Word for word, return the entries listed below.

+++ Material supplied

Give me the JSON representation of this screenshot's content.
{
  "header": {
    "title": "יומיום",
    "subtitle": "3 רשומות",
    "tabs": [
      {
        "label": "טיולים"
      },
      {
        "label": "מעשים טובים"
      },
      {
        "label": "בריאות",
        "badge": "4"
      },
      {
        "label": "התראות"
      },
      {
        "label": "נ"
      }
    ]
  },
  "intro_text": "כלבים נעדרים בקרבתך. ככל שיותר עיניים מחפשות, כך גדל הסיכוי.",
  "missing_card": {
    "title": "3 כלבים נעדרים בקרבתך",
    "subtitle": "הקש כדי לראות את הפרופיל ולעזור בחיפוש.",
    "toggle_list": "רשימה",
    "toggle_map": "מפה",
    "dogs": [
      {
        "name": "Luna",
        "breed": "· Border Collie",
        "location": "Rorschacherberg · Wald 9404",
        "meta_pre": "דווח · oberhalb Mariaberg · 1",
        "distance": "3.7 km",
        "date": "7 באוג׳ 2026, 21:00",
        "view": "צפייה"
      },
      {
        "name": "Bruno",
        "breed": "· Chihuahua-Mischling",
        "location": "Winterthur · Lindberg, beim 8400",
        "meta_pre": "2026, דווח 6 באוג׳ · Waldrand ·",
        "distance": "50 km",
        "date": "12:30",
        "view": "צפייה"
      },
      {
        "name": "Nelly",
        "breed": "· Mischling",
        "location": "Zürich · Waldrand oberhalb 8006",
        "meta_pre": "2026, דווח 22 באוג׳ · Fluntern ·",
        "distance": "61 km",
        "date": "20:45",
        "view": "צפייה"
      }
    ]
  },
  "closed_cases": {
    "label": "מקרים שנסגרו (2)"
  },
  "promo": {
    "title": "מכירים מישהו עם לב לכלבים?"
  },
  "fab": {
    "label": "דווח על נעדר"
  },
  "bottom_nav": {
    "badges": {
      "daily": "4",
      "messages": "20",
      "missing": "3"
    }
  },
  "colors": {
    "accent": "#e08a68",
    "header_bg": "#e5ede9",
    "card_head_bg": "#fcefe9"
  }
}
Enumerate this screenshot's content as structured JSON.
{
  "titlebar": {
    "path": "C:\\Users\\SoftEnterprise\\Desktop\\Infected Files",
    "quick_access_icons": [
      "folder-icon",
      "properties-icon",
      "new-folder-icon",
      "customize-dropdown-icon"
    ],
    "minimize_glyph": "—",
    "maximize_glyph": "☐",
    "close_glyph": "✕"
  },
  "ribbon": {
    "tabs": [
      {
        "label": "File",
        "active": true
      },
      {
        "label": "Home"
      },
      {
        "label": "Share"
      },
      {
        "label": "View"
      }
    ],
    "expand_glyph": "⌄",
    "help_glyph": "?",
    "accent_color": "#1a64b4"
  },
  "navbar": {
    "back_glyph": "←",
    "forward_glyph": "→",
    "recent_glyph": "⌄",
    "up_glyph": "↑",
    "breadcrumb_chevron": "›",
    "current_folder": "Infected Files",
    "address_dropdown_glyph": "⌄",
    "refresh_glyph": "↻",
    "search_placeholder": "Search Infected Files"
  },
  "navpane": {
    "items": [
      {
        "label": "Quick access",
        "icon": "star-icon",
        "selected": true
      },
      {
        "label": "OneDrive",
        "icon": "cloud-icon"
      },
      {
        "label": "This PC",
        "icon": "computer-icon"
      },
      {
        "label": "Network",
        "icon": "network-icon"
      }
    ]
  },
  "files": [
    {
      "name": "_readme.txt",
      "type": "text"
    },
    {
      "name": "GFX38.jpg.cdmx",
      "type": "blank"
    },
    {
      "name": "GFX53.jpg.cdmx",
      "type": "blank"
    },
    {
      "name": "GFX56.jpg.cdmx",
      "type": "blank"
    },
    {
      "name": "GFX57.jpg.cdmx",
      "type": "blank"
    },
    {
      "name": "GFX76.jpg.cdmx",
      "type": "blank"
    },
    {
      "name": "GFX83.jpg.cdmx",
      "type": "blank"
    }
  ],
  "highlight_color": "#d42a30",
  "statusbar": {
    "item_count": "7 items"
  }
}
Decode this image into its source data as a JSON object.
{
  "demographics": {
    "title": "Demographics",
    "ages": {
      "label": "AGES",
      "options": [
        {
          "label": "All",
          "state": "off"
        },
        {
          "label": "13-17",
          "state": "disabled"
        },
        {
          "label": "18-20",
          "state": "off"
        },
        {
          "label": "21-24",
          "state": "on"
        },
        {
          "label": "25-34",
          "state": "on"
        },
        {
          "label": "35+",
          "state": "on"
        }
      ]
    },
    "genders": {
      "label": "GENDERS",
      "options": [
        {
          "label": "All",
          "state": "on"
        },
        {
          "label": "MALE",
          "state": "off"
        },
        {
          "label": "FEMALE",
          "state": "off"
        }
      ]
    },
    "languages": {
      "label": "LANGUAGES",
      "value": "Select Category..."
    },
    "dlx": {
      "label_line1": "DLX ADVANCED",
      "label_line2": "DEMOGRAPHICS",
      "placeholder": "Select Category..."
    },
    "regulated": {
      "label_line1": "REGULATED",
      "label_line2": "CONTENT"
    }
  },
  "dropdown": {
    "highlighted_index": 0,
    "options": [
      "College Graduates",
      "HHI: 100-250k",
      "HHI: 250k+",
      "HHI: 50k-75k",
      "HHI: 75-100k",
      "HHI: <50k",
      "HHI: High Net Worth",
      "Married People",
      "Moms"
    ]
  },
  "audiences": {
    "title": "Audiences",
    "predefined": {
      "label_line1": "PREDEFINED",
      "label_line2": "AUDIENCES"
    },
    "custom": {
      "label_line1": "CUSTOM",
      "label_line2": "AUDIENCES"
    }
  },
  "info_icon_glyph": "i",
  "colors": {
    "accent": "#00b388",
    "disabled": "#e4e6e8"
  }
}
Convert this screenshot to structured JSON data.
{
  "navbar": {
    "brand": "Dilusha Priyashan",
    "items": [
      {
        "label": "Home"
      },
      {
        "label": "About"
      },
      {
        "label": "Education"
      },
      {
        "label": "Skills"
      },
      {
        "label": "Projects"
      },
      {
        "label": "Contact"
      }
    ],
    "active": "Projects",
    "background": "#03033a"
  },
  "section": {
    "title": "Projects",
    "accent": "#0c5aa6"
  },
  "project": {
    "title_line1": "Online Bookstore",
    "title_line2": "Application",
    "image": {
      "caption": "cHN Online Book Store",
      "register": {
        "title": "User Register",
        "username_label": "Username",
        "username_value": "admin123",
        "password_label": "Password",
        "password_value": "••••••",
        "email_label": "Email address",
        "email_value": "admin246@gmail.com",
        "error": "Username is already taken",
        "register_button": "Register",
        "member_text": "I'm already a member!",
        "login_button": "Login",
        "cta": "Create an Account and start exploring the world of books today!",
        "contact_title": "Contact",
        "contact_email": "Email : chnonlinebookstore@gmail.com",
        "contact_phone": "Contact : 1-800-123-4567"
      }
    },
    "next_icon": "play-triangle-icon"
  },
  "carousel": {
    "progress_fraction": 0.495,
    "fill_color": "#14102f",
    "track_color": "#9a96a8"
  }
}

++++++

*Answer space*
Give me the JSON representation of this screenshot's content.
{
  "header": {
    "title": "יומיום",
    "subtitle": "3 רשומות",
    "tabs": [
      {
        "label": "טיולים"
      },
      {
        "label": "מעשים טובים"
      },
      {
        "label": "בריאות",
        "badge": "4"
      },
      {
        "label": "התראות"
      },
      {
        "label": "נ"
      }
    ]
  },
  "intro_text": "כלבים נעדרים בקרבתך. ככל שיותר עיניים מחפשות, כך גדל הסיכוי.",
  "missing_card": {
    "title": "3 כלבים נעדרים בקרבתך",
    "subtitle": "הקש כדי לראות את הפרופיל ולעזור בחיפוש.",
    "toggle_list": "רשימה",
    "toggle_map": "מפה",
    "dogs": [
      {
        "name": "Luna",
        "breed": "· Border Collie",
        "location": "Rorschacherberg · Wald 9404",
        "meta_pre": "דווח · oberhalb Mariaberg · 1",
        "distance": "3.7 km",
        "date": "7 באוג׳ 2026, 21:00",
        "view": "צפייה"
      },
      {
        "name": "Bruno",
        "breed": "· Chihuahua-Mischling",
        "location": "Winterthur · Lindberg, beim 8400",
        "meta_pre": "2026, דווח 6 באוג׳ · Waldrand ·",
        "distance": "50 km",
        "date": "12:30",
        "view": "צפייה"
      },
      {
        "name": "Nelly",
        "breed": "· Mischling",
        "location": "Zürich · Waldrand oberhalb 8006",
        "meta_pre": "2026, דווח 22 באוג׳ · Fluntern ·",
        "distance": "61 km",
        "date": "20:45",
        "view": "צפייה"
      }
    ]
  },
  "closed_cases": {
    "label": "מקרים שנסגרו (2)"
  },
  "promo": {
    "title": "מכירים מישהו עם לב לכלבים?"
  },
  "fab": {
    "label": "דווח על נעדר"
  },
  "bottom_nav": {
    "badges": {
      "daily": "4",
      "messages": "20",
      "missing": "3"
    }
  },
  "colors": {
    "accent": "#e08a68",
    "header_bg": "#e5ede9",
    "card_head_bg": "#fcefe9"
  }
}
Enumerate this screenshot's content as structured JSON.
{
  "titlebar": {
    "path": "C:\\Users\\SoftEnterprise\\Desktop\\Infected Files",
    "quick_access_icons": [
      "folder-icon",
      "properties-icon",
      "new-folder-icon",
      "customize-dropdown-icon"
    ],
    "minimize_glyph": "—",
    "maximize_glyph": "☐",
    "close_glyph": "✕"
  },
  "ribbon": {
    "tabs": [
      {
        "label": "File",
        "active": true
      },
      {
        "label": "Home"
      },
      {
        "label": "Share"
      },
      {
        "label": "View"
      }
    ],
    "expand_glyph": "⌄",
    "help_glyph": "?",
    "accent_color": "#1a64b4"
  },
  "navbar": {
    "back_glyph": "←",
    "forward_glyph": "→",
    "recent_glyph": "⌄",
    "up_glyph": "↑",
    "breadcrumb_chevron": "›",
    "current_folder": "Infected Files",
    "address_dropdown_glyph": "⌄",
    "refresh_glyph": "↻",
    "search_placeholder": "Search Infected Files"
  },
  "navpane": {
    "items": [
      {
        "label": "Quick access",
        "icon": "star-icon",
        "selected": true
      },
      {
        "label": "OneDrive",
        "icon": "cloud-icon"
      },
      {
        "label": "This PC",
        "icon": "computer-icon"
      },
      {
        "label": "Network",
        "icon": "network-icon"
      }
    ]
  },
  "files": [
    {
      "name": "_readme.txt",
      "type": "text"
    },
    {
      "name": "GFX38.jpg.cdmx",
      "type": "blank"
    },
    {
      "name": "GFX53.jpg.cdmx",
      "type": "blank"
    },
    {
      "name": "GFX56.jpg.cdmx",
      "type": "blank"
    },
    {
      "name": "GFX57.jpg.cdmx",
      "type": "blank"
    },
    {
      "name": "GFX76.jpg.cdmx",
      "type": "blank"
    },
    {
      "name": "GFX83.jpg.cdmx",
      "type": "blank"
    }
  ],
  "highlight_color": "#d42a30",
  "statusbar": {
    "item_count": "7 items"
  }
}
Decode this image into its source data as a JSON object.
{
  "demographics": {
    "title": "Demographics",
    "ages": {
      "label": "AGES",
      "options": [
        {
          "label": "All",
          "state": "off"
        },
        {
          "label": "13-17",
          "state": "disabled"
        },
        {
          "label": "18-20",
          "state": "off"
        },
        {
          "label": "21-24",
          "state": "on"
        },
        {
          "label": "25-34",
          "state": "on"
        },
        {
          "label": "35+",
          "state": "on"
        }
      ]
    },
    "genders": {
      "label": "GENDERS",
      "options": [
        {
          "label": "All",
          "state": "on"
        },
        {
          "label": "MALE",
          "state": "off"
        },
        {
          "label": "FEMALE",
          "state": "off"
        }
      ]
    },
    "languages": {
      "label": "LANGUAGES",
      "value": "Select Category..."
    },
    "dlx": {
      "label_line1": "DLX ADVANCED",
      "label_line2": "DEMOGRAPHICS",
      "placeholder": "Select Category..."
    },
    "regulated": {
      "label_line1": "REGULATED",
      "label_line2": "CONTENT"
    }
  },
  "dropdown": {
    "highlighted_index": 0,
    "options": [
      "College Graduates",
      "HHI: 100-250k",
      "HHI: 250k+",
      "HHI: 50k-75k",
      "HHI: 75-100k",
      "HHI: <50k",
      "HHI: High Net Worth",
      "Married People",
      "Moms"
    ]
  },
  "audiences": {
    "title": "Audiences",
    "predefined": {
      "label_line1": "PREDEFINED",
      "label_line2": "AUDIENCES"
    },
    "custom": {
      "label_line1": "CUSTOM",
      "label_line2": "AUDIENCES"
    }
  },
  "info_icon_glyph": "i",
  "colors": {
    "accent": "#00b388",
    "disabled": "#e4e6e8"
  }
}
Convert this screenshot to structured JSON data.
{
  "navbar": {
    "brand": "Dilusha Priyashan",
    "items": [
      {
        "label": "Home"
      },
      {
        "label": "About"
      },
      {
        "label": "Education"
      },
      {
        "label": "Skills"
      },
      {
        "label": "Projects"
      },
      {
        "label": "Contact"
      }
    ],
    "active": "Projects",
    "background": "#03033a"
  },
  "section": {
    "title": "Projects",
    "accent": "#0c5aa6"
  },
  "project": {
    "title_line1": "Online Bookstore",
    "title_line2": "Application",
    "image": {
      "caption": "cHN Online Book Store",
      "register": {
        "title": "User Register",
        "username_label": "Username",
        "username_value": "admin123",
        "password_label": "Password",
        "password_value": "••••••",
        "email_label": "Email address",
        "email_value": "admin246@gmail.com",
        "error": "Username is already taken",
        "register_button": "Register",
        "member_text": "I'm already a member!",
        "login_button": "Login",
        "cta": "Create an Account and start exploring the world of books today!",
        "contact_title": "Contact",
        "contact_email": "Email : chnonlinebookstore@gmail.com",
        "contact_phone": "Contact : 1-800-123-4567"
      }
    },
    "next_icon": "play-triangle-icon"
  },
  "carousel": {
    "progress_fraction": 0.495,
    "fill_color": "#14102f",
    "track_color": "#9a96a8"
  }
}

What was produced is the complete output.